ERIC Number: ED332131
Record Type: RIE
Publication Date: 1991-Apr
Mother-Child Interactions in Families of Depressed Women.

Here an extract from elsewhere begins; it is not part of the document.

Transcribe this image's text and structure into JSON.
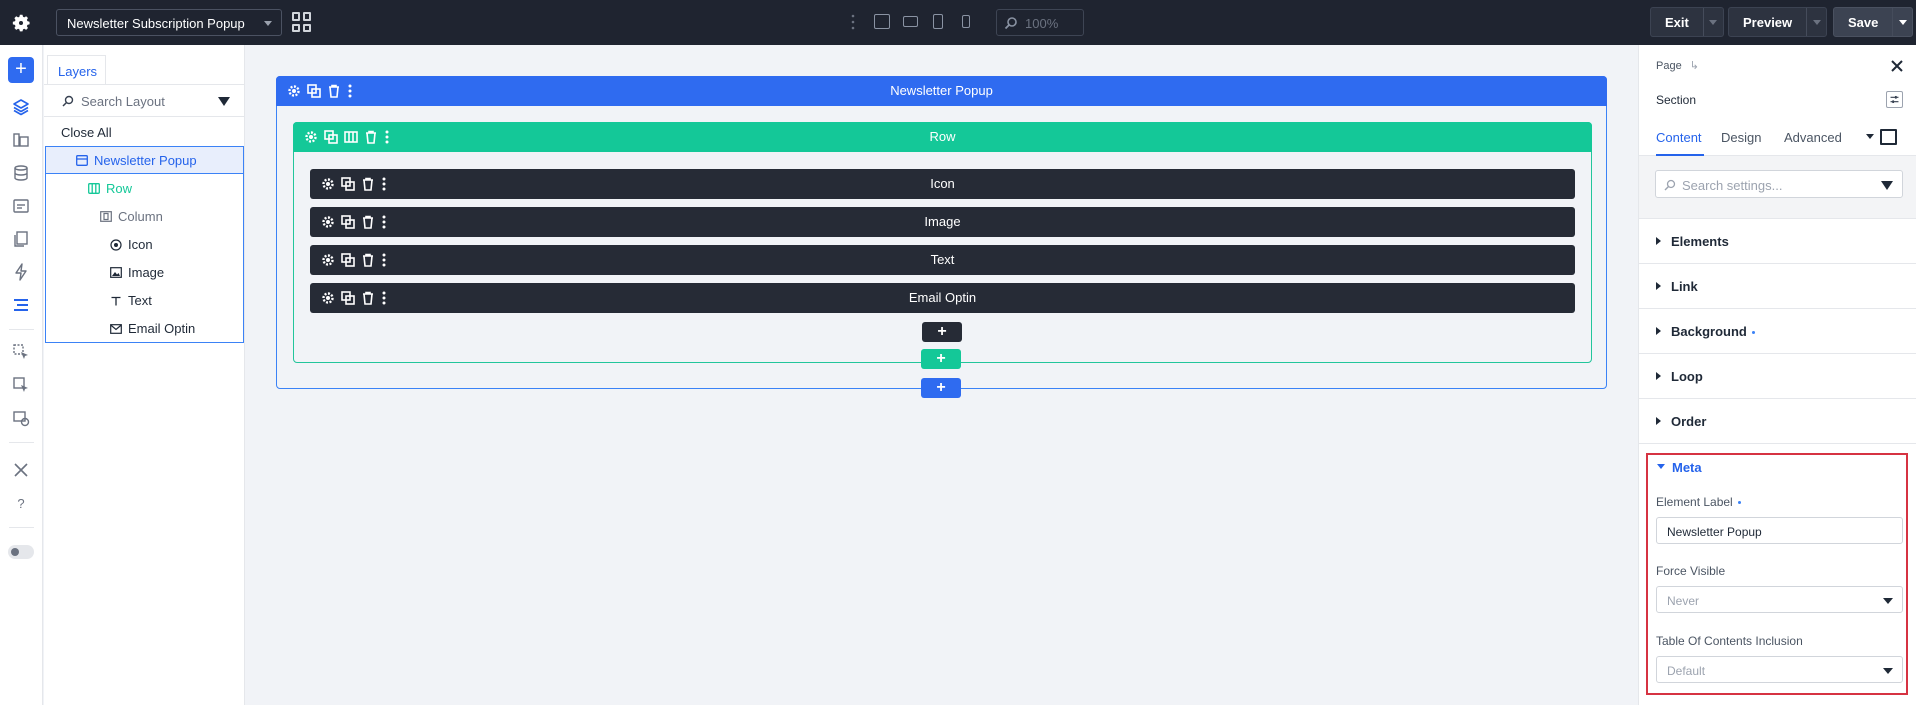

A 3-year longitudinal study of children at risk for depression was completed, studying children (aged 8-16) of unipolar depressed, bipolar, chronically medically ill, and normal women. Nearly 100 children from 68 families were included, and the psychiatric status and functioning of the mothers and children were studied at 6-month intervals. Mothers and children were observed discussing an area of disagreement. Observations showed that unipolar women were the most negative and withdrawn; children's outcomes were specific to the communication dimension; and depressed mood was most strongly associated with withdrawal and poor task focus. Observations indicated a reciprocity of dysfunctional interactions in the family. Children's utterances showed criticism directed toward depressed mothers. Depressed mothers were specifically negative toward children with difficulties. A unique between-sibling sample of children where one was doing well and the other was not, indicated that mothers interacted differently with each. Difficulties in the quality of the mother-child relationship, and also the impact of each other's difficulties on the other, caused symptomatology. It was concluded that maternal background factors such as personal experiences in her family, current mood and stress situations, and child's own behavior, all contributed to the quality of the interaction. Further study is needed to understand maternal depressive behavior and the impact on the child. (BHK)
Publication Type: Speeches/Meeting Papers
Education Level: N/A
Authoring Institution: N/A
Note: Paper presented at the Biennial Meeting of the Society for Research in Child Development (Seattle, WA, April 18-21, 1991).